The options/settings menu feels a little unfinished, which becomes a running theme, unfortunately, throughout 8-Bit Hordes. I always like to see a good tutorial, and this game does provide a Game Manual for you to read through on its starting menu. It’s a great reference guide, which shows you how to get started.
I was expecting a cut scene of sorts during the opening of the campaign at the very least. But instead, I was greeted with an awkward faction menu.
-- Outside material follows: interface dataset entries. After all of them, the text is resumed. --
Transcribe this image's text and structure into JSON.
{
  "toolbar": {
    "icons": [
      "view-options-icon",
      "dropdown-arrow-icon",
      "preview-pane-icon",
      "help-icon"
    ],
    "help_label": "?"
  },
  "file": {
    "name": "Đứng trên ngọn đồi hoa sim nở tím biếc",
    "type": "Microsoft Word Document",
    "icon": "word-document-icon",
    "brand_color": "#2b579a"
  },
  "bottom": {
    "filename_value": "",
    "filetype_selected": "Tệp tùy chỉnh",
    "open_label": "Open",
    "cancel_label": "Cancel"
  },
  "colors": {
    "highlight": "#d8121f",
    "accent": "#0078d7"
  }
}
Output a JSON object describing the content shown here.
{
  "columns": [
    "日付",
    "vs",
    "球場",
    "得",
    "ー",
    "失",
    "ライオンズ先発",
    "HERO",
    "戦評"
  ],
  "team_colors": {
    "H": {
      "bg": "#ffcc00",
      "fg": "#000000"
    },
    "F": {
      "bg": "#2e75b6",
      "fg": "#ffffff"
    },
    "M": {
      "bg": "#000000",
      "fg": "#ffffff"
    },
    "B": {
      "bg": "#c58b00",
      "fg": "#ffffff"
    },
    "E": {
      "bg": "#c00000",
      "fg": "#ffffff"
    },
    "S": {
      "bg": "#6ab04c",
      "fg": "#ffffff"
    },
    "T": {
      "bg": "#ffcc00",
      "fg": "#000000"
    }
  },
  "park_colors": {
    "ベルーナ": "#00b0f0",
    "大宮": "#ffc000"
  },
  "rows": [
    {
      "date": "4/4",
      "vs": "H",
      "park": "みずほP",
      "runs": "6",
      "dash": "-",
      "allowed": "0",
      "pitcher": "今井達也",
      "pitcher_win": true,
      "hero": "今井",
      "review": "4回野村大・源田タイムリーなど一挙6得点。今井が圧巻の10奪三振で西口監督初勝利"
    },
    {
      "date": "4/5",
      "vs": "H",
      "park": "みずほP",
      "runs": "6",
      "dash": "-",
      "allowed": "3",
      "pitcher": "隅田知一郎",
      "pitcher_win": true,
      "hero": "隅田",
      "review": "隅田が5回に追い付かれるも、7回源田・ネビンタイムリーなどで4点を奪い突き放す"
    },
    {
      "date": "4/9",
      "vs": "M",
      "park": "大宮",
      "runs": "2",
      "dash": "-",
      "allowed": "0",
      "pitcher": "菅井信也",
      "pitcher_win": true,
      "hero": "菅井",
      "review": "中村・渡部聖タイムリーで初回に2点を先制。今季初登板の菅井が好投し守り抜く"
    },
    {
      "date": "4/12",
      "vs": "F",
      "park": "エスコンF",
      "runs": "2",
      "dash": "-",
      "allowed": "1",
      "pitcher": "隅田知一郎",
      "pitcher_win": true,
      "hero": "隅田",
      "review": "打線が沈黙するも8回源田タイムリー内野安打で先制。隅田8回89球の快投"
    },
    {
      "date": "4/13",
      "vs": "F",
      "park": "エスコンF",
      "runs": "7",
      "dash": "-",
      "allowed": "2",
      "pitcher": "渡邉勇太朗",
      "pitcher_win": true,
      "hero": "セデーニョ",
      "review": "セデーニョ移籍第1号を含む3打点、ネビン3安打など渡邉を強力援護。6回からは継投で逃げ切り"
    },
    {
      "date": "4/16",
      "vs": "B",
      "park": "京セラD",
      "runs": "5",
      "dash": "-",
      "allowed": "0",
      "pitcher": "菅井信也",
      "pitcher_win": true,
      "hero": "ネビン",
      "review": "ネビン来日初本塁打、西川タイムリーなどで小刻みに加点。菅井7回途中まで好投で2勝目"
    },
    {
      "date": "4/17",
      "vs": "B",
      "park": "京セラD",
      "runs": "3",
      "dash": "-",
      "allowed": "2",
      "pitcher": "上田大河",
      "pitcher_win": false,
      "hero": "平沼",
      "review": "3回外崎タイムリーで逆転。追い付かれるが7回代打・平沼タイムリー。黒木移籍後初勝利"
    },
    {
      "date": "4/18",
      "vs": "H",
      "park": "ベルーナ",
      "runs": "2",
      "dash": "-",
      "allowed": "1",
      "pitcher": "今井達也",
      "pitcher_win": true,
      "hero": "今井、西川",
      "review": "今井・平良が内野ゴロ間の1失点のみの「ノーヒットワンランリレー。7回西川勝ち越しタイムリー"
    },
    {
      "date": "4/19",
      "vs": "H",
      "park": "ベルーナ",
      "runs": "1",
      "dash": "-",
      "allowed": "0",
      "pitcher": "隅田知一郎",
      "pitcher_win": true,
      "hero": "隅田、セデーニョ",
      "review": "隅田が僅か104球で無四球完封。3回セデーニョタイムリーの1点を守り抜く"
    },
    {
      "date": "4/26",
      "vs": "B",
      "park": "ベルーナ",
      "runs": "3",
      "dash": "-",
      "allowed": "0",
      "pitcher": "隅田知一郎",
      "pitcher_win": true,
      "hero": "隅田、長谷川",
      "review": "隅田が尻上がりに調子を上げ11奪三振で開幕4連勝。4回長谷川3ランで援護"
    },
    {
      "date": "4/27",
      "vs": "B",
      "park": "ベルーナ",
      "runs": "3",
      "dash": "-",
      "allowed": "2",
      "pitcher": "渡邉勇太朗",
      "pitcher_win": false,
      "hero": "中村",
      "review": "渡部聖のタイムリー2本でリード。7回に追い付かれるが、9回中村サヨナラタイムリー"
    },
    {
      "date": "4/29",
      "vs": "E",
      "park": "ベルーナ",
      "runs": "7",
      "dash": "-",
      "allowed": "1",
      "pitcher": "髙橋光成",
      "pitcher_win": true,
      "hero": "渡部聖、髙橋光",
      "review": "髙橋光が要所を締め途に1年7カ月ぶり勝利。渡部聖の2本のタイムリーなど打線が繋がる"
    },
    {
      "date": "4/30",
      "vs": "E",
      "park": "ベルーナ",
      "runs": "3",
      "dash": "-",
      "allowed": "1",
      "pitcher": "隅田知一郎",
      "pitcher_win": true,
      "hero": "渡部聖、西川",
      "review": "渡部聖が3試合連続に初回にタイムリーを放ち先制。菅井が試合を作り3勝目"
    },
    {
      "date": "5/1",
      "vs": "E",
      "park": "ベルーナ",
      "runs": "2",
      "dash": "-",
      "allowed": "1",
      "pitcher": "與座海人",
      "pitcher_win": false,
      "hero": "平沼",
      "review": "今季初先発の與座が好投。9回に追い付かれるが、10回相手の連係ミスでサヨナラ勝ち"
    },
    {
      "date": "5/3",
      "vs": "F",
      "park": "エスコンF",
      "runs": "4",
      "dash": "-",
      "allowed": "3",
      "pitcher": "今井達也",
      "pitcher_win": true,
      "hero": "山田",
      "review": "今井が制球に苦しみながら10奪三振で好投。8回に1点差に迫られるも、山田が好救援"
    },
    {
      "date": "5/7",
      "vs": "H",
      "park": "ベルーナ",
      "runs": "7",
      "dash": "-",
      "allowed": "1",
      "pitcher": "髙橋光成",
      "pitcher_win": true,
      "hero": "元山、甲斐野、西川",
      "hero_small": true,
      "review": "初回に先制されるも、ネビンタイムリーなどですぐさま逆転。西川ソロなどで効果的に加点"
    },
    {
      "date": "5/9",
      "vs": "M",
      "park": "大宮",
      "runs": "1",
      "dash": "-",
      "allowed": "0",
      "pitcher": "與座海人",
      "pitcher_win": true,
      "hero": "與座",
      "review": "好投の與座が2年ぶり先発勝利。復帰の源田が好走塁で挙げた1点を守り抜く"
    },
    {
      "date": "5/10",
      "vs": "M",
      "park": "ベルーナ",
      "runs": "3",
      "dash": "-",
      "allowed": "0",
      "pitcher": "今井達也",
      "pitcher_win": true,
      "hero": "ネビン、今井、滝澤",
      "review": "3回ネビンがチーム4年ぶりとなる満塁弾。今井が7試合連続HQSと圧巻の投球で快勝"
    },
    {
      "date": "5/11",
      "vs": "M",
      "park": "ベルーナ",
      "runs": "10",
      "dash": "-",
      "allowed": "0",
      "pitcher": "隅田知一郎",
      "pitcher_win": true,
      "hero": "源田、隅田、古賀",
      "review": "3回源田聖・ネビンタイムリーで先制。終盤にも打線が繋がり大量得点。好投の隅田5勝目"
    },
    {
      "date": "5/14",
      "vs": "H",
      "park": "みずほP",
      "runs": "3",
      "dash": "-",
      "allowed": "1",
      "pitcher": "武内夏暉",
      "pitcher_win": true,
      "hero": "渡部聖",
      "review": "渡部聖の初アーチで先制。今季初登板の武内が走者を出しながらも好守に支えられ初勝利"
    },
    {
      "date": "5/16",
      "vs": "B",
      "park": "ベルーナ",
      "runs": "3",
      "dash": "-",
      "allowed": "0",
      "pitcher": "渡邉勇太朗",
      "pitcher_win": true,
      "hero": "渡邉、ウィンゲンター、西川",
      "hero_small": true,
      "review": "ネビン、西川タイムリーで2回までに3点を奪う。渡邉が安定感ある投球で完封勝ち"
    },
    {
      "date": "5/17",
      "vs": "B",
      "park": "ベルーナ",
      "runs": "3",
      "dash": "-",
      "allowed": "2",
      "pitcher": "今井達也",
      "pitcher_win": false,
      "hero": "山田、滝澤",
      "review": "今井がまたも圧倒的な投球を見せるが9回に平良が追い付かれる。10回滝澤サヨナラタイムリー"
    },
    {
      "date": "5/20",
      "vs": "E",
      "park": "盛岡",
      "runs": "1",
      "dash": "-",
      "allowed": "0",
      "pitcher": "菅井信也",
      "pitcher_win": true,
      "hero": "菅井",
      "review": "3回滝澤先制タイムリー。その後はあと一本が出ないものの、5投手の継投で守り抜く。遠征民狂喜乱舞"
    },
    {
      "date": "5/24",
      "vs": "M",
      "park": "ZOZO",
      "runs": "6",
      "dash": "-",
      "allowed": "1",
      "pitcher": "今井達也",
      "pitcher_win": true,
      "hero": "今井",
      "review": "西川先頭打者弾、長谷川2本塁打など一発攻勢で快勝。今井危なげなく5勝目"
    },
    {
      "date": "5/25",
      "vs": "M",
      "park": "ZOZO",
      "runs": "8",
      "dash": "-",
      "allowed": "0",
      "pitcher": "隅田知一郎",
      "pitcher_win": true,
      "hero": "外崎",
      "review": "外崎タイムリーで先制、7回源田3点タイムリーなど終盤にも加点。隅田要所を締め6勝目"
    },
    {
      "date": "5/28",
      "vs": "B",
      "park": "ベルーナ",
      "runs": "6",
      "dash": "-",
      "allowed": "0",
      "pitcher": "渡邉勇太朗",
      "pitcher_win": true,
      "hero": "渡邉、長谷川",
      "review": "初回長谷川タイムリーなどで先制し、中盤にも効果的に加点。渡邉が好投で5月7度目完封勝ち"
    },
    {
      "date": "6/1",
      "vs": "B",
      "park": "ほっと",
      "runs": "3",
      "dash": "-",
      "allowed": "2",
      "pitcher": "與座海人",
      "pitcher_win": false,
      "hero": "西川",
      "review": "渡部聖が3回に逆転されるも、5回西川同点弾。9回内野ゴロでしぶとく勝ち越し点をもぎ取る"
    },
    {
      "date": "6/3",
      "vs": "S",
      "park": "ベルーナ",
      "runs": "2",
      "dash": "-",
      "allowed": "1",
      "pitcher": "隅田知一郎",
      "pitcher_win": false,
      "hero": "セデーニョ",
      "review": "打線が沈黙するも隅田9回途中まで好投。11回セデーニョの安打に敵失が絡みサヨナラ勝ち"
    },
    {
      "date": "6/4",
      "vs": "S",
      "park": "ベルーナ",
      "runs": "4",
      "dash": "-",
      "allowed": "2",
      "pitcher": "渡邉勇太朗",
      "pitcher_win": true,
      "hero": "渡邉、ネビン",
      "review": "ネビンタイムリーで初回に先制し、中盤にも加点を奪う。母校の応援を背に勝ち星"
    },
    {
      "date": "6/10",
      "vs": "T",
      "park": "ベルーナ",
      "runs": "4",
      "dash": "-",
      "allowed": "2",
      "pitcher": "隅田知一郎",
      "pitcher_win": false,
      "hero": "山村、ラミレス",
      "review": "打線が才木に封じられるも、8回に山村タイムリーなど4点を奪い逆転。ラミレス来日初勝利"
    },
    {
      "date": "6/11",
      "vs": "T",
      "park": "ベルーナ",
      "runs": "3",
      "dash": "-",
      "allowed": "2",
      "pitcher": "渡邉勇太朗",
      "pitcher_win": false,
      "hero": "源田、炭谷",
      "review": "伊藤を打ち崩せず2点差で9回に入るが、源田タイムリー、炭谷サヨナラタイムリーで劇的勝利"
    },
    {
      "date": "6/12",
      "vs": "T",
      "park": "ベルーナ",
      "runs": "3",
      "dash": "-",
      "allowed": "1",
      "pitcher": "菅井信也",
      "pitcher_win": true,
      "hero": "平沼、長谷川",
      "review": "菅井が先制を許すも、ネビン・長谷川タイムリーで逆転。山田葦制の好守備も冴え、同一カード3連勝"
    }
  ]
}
This was followed by a screen with some mission detail, a lacklustre attempt at an engaging story, which we love in an RTS.
The 8-bit series is made up of three titles:
- 8-bit Armies,
- 8-bit Hordes
- 8-bit Invaders.
All three-support cross-title multiplayer, which allow you to fight with all the playable races from all three of the games as, long as you have purchased the corresponding titles. ‘Armies’ comes with one playable race in the ‘Renegades’. Another playable race is available via paid DLC in the ‘Guardians’.
‘Hordes’ brings the medieval races of the ‘Lightbringers’ and the ‘DeathSworn’. ‘Invaders’ adds the futuristic and Sinister ‘Crinoids’, who are accompanied by the ‘Galactic Marine Corps.’
What really puts me off playing this title is the fact that the tech trees are minimal and a tad bland and there is no variety in the “big punch” units. Any other units that are available are in the same vein and lack the variating mechanics that set them apart from the opposition.
One of the things I was looking forward to in this game was the nostalgic yearning of a bit-style classic, something on par with ‘Cannon Fodder’ (A Member of Ludas top 5 games of all time). Sadly, the look has more of a feel of a polished ‘Minecraft’ block environment, probably due to the animations in the game.
Overall Score: 5.5/10
Overall this is a pretty solid RTS, that sticks true to its roots of its ancestors. If players buy the complete ‘8-Bit’ series you will definitely get some serious fun out of this game, but still, one is struggling to justify purchasing the trilogy to make all races playable in the first place!
Would I play it? Yes! Would I recommend it? Yes,
providing a Steam sale with all the packs and DLC would bundle the complete package. Otherwise, I can’t justify the cost…
Platforms: Xbox One X (Reviewed), PlayStation 4 and PC
Initial release date: 01/02/2019
Price: TBC (Microsoft Store)
Developer: Petroglyph Games
PEGI Rating: 7+